Task description
An exact copy of every record is needed, with the pictures left out.

* * * * * * *

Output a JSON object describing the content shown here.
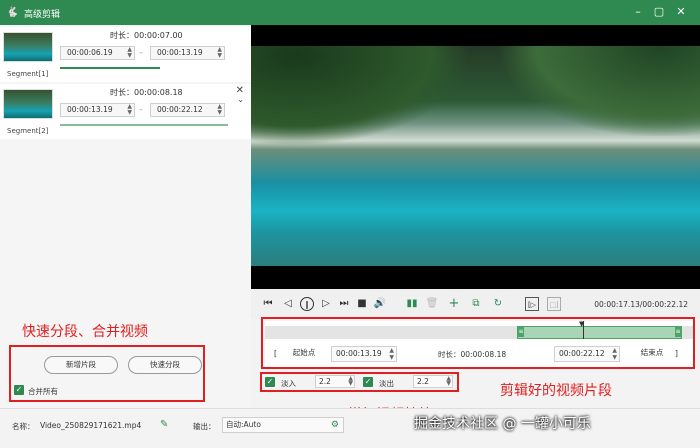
{
  "window": {
    "title": "高级剪辑",
    "logo_icon": "rabbit-logo",
    "controls": [
      "minimize",
      "maximize",
      "close"
    ]
  },
  "segments": [
    {
      "label": "Segment[1]",
      "duration": "时长：00:00:07.00",
      "start": "00:00:06.19",
      "end": "00:00:13.19"
    },
    {
      "label": "Segment[2]",
      "duration": "时长：00:00:08.18",
      "start": "00:00:13.19",
      "end": "00:00:22.12"
    }
  ],
  "segment_separator": "–",
  "player": {
    "time_display": "00:00:17.13/00:00:22.12"
  },
  "range": {
    "start_btn": "起始点",
    "start": "00:00:13.19",
    "duration": "时长：00:00:08.18",
    "end": "00:00:22.12",
    "end_btn": "结束点",
    "bracket_open": "[",
    "bracket_close": "]"
  },
  "effects": {
    "fade_in_label": "淡入",
    "fade_in_value": "2.2",
    "fade_out_label": "淡出",
    "fade_out_value": "2.2"
  },
  "left_actions": {
    "add_segment": "新增片段",
    "quick_split": "快速分段",
    "merge_all": "合并所有"
  },
  "annotations": {
    "split_merge": "快速分段、合并视频",
    "effects": "增加视频特效",
    "clips": "剪辑好的视频片段"
  },
  "bottom": {
    "name_label": "名称：",
    "name_value": "Video_250829171621.mp4",
    "output_label": "输出：",
    "output_value": "自动:Auto"
  },
  "watermark": "掘金技术社区 @ 一罐小可乐",
  "colors": {
    "accent": "#2f8a52",
    "annotation": "#e02020"
  }
}
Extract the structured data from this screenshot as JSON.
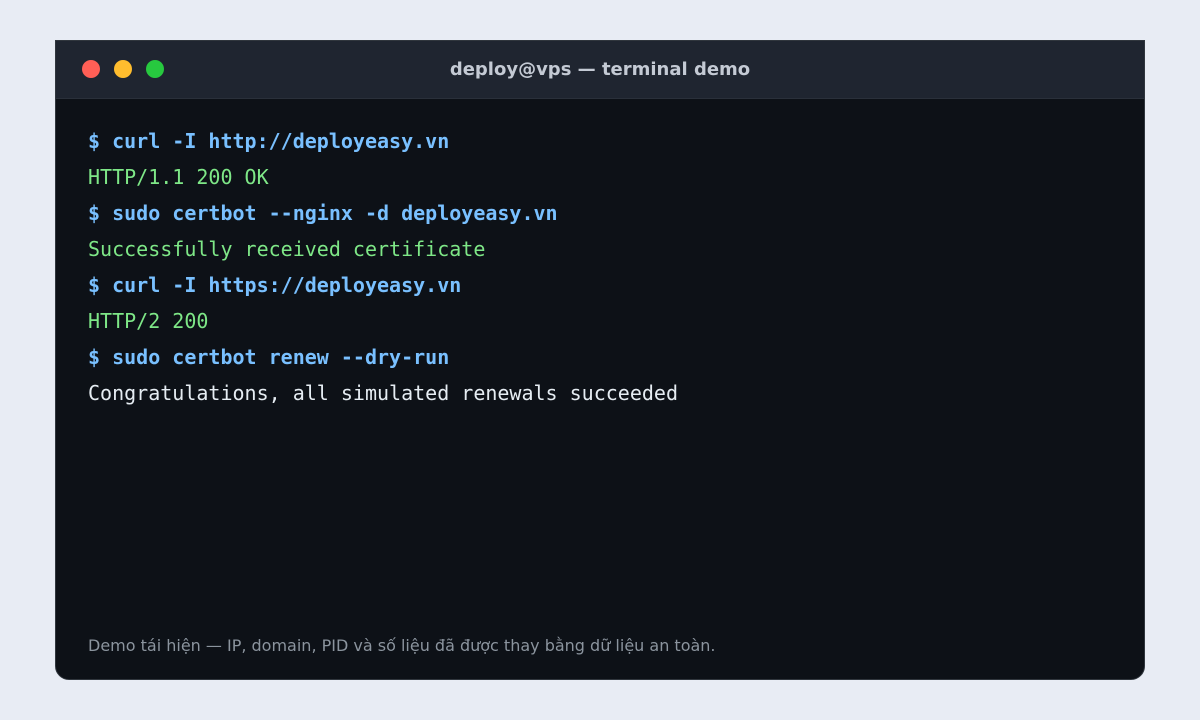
{
  "window": {
    "title": "deploy@vps — terminal demo"
  },
  "terminal": {
    "lines": [
      {
        "text": "$ curl -I http://deployeasy.vn",
        "kind": "cmd"
      },
      {
        "text": "HTTP/1.1 200 OK",
        "kind": "ok"
      },
      {
        "text": "$ sudo certbot --nginx -d deployeasy.vn",
        "kind": "cmd"
      },
      {
        "text": "Successfully received certificate",
        "kind": "ok"
      },
      {
        "text": "$ curl -I https://deployeasy.vn",
        "kind": "cmd"
      },
      {
        "text": "HTTP/2 200",
        "kind": "ok"
      },
      {
        "text": "$ sudo certbot renew --dry-run",
        "kind": "cmd"
      },
      {
        "text": "Congratulations, all simulated renewals succeeded",
        "kind": "plain"
      }
    ]
  },
  "footnote": "Demo tái hiện — IP, domain, PID và số liệu đã được thay bằng dữ liệu an toàn.",
  "colors": {
    "command": "#79c0ff",
    "success": "#7ee787",
    "output": "#e6edf3",
    "terminal_bg": "#0d1117",
    "titlebar_bg": "#1f2530"
  }
}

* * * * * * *

Reply
Output a JSON object describing the content shown here.
{
  "window": {
    "title": "高级剪辑",
    "logo_icon": "rabbit-logo",
    "controls": [
      "minimize",
      "maximize",
      "close"
    ]
  },
  "segments": [
    {
      "label": "Segment[1]",
      "duration": "时长：00:00:07.00",
      "start": "00:00:06.19",
      "end": "00:00:13.19"
    },
    {
      "label": "Segment[2]",
      "duration": "时长：00:00:08.18",
      "start": "00:00:13.19",
      "end": "00:00:22.12"
    }
  ],
  "segment_separator": "–",
  "player": {
    "time_display": "00:00:17.13/00:00:22.12"
  },
  "range": {
    "start_btn": "起始点",
    "start": "00:00:13.19",
    "duration": "时长：00:00:08.18",
    "end": "00:00:22.12",
    "end_btn": "结束点",
    "bracket_open": "[",
    "bracket_close": "]"
  },
  "effects": {
    "fade_in_label": "淡入",
    "fade_in_value": "2.2",
    "fade_out_label": "淡出",
    "fade_out_value": "2.2"
  },
  "left_actions": {
    "add_segment": "新增片段",
    "quick_split": "快速分段",
    "merge_all": "合并所有"
  },
  "annotations": {
    "split_merge": "快速分段、合并视频",
    "effects": "增加视频特效",
    "clips": "剪辑好的视频片段"
  },
  "bottom": {
    "name_label": "名称：",
    "name_value": "Video_250829171621.mp4",
    "output_label": "输出：",
    "output_value": "自动:Auto"
  },
  "watermark": "掘金技术社区 @ 一罐小可乐",
  "colors": {
    "accent": "#2f8a52",
    "annotation": "#e02020"
  }
}
Extract the structured data from this screenshot as JSON.
{
  "window": {
    "title": "deploy@vps — terminal demo"
  },
  "terminal": {
    "lines": [
      {
        "text": "$ curl -I http://deployeasy.vn",
        "kind": "cmd"
      },
      {
        "text": "HTTP/1.1 200 OK",
        "kind": "ok"
      },
      {
        "text": "$ sudo certbot --nginx -d deployeasy.vn",
        "kind": "cmd"
      },
      {
        "text": "Successfully received certificate",
        "kind": "ok"
      },
      {
        "text": "$ curl -I https://deployeasy.vn",
        "kind": "cmd"
      },
      {
        "text": "HTTP/2 200",
        "kind": "ok"
      },
      {
        "text": "$ sudo certbot renew --dry-run",
        "kind": "cmd"
      },
      {
        "text": "Congratulations, all simulated renewals succeeded",
        "kind": "plain"
      }
    ]
  },
  "footnote": "Demo tái hiện — IP, domain, PID và số liệu đã được thay bằng dữ liệu an toàn.",
  "colors": {
    "command": "#79c0ff",
    "success": "#7ee787",
    "output": "#e6edf3",
    "terminal_bg": "#0d1117",
    "titlebar_bg": "#1f2530"
  }
}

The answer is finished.